Wonderland is a mini-doc that takes a look at the fine line between artistic and commercial work through interviews with leading creative professionals. The mini-doc focuses on creativity, relationships, the pursuit of financial profit, and the many directions you can intentionally or unintentionally find yourself taking. It’s quite interesting to see how each professional tries to balance their schedule between creative work and commercial work. There were three main strategies that each artist seemed to favor…
Instead of thinking of it as “Commercial vs Creative” work, think of it as “Commercial AND Creative” work. This means using the commercial requirements of a project as limitations within which your creativity must flourish. Regardless of the type of project you’re doing, limitations are always a good thing. Limitations push you to think differently and solve problems, by adhering to what a client wants, you will discover new ways to be creative.
Some see commercial work as a vehicle to fuel their creative work. They complete commercial projects so that they’ll have money to fund their personal creative projects. In turn, the techniques they learn during their creative endeavors, they can then use on their next commercial project. This approach works well because it no matter how tedious or dull a project may seem, you know that it’s getting you one step closer to fulfilling your own personal passions.
All work falls somewhere between “Tons of Money” and “Tons of Creativity.” As you approach the money side of the scale, you lose some creative control. Vice versa, as you get closer to the creative side of the scale, you make less money because the project is fun. People who use the scale approach don’t usually pick a point on the scale and stick there. They fluctuate along the scale in order to keep a creatively happy, yet financially secure lifestyle.

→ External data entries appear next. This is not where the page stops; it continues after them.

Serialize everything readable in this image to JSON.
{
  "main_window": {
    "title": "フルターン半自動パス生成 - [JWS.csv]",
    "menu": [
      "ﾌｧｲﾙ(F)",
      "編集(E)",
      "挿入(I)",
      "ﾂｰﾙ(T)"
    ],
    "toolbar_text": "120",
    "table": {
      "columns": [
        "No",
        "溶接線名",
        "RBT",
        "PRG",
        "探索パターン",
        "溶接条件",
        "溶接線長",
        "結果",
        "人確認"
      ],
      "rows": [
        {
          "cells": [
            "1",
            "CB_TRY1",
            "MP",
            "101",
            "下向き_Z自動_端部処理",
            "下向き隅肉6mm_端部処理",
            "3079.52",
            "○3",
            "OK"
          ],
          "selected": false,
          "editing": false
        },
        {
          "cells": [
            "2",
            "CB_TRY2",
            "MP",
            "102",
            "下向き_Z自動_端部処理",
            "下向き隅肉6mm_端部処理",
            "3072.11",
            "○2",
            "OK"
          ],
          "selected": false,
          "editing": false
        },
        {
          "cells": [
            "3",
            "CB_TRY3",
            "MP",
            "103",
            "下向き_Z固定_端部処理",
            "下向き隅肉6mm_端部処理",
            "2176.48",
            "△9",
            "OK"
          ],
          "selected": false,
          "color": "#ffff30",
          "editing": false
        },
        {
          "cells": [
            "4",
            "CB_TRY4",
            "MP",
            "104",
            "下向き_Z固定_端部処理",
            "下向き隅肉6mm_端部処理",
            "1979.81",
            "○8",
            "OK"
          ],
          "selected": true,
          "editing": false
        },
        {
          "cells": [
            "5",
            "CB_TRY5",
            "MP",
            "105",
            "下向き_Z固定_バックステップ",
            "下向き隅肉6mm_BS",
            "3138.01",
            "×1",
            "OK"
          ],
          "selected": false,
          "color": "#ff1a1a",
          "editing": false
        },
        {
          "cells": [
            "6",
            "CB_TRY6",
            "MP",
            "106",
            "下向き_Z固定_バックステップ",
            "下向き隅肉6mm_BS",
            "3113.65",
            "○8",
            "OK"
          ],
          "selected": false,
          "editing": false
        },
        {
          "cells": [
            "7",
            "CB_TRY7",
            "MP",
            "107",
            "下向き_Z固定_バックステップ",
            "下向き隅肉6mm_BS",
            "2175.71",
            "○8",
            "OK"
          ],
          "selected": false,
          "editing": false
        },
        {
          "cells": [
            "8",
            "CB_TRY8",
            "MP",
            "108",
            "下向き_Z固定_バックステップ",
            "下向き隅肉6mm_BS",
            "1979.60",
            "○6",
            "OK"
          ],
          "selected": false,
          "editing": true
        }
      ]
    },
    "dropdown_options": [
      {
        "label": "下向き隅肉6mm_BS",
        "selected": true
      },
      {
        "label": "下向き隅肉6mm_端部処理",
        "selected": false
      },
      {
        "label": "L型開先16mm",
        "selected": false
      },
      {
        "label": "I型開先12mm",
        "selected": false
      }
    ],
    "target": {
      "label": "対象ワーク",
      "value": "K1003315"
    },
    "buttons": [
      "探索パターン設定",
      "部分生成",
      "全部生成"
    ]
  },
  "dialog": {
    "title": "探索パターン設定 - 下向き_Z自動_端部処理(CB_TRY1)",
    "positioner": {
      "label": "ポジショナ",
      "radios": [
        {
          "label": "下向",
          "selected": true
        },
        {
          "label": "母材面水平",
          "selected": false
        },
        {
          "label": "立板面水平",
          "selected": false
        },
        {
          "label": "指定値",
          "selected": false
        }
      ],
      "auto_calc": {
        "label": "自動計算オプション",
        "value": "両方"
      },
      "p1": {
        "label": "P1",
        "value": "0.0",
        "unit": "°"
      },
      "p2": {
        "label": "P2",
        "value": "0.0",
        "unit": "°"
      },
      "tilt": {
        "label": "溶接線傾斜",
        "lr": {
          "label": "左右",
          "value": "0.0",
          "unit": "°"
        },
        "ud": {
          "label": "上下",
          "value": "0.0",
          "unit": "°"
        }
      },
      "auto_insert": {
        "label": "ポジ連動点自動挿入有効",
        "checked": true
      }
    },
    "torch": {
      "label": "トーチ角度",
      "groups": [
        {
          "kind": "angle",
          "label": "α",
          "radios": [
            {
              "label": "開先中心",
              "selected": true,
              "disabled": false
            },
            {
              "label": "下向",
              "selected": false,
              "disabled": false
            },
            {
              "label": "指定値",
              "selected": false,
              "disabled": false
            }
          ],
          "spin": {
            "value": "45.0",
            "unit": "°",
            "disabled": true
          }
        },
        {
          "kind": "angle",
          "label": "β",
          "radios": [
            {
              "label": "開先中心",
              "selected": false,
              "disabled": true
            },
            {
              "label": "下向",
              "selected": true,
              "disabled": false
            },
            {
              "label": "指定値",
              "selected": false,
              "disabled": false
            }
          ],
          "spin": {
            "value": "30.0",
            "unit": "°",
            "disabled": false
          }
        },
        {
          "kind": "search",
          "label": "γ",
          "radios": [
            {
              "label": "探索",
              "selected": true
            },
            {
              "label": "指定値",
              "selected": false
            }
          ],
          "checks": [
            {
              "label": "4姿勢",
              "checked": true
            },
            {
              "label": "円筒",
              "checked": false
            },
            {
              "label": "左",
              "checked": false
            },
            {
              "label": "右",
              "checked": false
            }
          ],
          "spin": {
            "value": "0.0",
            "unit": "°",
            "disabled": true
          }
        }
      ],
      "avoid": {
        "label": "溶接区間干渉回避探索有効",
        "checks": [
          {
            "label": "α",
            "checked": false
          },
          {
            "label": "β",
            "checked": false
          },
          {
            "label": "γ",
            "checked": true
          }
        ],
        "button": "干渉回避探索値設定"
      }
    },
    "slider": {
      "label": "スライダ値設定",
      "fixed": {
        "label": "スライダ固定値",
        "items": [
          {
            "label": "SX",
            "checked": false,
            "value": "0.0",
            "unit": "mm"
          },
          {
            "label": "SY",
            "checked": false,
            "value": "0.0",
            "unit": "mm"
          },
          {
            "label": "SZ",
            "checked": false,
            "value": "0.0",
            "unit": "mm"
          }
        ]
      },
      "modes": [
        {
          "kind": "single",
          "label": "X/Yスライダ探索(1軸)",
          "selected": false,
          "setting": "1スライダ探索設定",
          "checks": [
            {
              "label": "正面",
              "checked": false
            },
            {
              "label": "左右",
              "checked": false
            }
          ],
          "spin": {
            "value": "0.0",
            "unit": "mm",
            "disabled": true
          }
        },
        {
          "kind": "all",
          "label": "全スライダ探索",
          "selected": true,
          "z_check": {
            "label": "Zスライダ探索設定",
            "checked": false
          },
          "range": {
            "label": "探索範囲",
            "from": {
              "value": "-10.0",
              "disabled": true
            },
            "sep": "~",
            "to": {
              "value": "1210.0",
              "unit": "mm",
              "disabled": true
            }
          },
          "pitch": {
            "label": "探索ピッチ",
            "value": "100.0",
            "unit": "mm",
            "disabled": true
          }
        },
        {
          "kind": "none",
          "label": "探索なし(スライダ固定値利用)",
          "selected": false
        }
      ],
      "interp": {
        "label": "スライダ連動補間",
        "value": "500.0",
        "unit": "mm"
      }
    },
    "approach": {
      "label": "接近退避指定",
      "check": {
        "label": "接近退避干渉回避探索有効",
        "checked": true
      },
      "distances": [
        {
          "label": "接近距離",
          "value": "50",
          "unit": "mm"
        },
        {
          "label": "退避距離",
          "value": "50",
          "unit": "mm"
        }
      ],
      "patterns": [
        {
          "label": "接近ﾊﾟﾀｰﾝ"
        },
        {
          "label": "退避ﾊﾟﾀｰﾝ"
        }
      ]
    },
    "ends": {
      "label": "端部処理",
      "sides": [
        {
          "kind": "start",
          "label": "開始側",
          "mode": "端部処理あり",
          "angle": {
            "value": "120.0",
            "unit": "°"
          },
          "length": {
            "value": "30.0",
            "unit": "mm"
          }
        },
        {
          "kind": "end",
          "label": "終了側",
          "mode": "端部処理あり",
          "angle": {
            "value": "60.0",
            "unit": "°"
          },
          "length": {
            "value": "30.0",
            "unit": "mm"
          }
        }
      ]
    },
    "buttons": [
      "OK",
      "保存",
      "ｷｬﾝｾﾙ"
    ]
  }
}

So which approach do you prefer to take? All the approaches are equally valid, it’s just a matter of how you balance your creative visions, with the financial realities of the industry. We at the ViewFinder like to use the Priority Approach. We thrive on trying to add our creative zest to every new project, functioning within limitations, and yet creating something enjoyable no matter what.